**Component data from apps and pages**:
⟨

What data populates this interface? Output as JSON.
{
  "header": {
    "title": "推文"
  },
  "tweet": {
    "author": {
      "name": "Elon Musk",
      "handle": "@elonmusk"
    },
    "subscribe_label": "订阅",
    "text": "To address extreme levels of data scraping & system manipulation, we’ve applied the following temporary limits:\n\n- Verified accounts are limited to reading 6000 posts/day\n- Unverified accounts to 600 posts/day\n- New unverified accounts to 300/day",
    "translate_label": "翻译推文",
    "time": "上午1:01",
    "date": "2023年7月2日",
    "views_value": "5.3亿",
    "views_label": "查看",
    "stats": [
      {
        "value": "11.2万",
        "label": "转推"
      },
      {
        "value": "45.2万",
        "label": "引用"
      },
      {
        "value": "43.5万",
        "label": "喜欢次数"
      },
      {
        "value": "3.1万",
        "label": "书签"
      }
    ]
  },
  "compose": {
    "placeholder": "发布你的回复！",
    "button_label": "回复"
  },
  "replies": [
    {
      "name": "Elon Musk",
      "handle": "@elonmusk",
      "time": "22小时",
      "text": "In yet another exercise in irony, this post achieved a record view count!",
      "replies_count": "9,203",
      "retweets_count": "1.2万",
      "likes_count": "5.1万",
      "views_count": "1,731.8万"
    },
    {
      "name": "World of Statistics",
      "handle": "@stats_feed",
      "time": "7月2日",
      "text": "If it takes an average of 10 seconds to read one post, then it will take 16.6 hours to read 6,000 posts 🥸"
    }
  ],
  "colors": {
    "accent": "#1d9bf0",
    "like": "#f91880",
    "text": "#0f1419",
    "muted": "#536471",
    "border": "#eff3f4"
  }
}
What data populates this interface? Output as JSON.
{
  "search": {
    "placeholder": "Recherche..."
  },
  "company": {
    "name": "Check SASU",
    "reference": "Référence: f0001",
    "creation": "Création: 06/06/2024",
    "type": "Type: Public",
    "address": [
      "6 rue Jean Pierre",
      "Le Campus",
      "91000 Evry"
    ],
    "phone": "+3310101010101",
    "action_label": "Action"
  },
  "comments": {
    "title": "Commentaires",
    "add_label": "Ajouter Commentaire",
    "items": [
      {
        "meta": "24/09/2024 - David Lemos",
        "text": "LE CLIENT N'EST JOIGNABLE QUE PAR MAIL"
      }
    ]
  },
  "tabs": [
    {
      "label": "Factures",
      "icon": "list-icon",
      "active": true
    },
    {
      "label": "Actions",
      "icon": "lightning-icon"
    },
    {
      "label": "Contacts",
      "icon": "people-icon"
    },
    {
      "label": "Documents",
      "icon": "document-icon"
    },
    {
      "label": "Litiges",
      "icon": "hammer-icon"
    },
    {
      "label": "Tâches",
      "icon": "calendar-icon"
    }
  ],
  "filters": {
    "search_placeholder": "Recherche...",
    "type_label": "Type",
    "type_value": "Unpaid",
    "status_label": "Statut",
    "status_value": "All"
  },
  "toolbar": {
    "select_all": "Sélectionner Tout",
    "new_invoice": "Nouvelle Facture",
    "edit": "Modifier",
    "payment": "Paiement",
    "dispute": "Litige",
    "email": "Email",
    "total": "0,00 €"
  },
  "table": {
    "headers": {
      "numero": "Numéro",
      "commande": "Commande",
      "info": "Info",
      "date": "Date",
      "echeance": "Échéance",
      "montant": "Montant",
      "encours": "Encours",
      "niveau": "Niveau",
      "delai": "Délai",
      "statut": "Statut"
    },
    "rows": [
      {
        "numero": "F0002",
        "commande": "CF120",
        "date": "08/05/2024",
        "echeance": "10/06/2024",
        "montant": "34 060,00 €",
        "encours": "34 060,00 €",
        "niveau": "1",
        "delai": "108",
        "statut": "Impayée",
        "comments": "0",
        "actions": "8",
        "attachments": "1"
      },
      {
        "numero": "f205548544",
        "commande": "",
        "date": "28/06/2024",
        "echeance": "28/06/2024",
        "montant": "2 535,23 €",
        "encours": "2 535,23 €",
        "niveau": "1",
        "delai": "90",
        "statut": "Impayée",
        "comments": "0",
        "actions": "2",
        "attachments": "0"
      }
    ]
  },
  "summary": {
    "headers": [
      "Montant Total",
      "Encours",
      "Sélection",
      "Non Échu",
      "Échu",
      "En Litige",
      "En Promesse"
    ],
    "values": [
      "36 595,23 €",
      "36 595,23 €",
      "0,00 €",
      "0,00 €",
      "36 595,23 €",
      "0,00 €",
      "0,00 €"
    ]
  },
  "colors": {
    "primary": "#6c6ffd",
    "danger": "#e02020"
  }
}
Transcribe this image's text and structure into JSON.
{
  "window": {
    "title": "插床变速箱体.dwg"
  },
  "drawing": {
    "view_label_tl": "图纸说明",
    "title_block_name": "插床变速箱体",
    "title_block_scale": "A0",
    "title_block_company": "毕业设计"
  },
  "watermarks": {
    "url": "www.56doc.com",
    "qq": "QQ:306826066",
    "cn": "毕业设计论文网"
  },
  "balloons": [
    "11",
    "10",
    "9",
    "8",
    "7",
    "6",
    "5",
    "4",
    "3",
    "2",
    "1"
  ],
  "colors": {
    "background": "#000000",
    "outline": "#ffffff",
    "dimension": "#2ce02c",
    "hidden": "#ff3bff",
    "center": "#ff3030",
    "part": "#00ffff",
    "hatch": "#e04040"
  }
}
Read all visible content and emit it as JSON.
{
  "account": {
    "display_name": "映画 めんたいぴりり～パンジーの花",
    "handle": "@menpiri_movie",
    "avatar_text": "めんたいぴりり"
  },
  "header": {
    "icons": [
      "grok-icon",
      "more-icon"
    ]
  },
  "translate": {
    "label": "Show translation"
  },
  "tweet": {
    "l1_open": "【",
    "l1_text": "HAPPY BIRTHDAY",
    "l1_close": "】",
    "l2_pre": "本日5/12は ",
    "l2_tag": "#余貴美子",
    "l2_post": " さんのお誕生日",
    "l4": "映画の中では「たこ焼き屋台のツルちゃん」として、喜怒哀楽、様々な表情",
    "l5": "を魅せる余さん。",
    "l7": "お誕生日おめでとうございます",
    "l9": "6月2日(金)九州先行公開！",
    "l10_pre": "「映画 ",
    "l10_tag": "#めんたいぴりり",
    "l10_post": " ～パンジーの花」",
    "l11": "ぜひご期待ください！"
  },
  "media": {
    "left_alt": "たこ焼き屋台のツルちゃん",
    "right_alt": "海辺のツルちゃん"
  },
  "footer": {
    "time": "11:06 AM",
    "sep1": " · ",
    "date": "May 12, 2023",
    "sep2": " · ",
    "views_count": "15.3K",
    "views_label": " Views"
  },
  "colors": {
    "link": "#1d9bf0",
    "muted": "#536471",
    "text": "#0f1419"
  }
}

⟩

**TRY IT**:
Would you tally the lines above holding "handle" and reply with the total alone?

**YOUR RESPONSE**:
4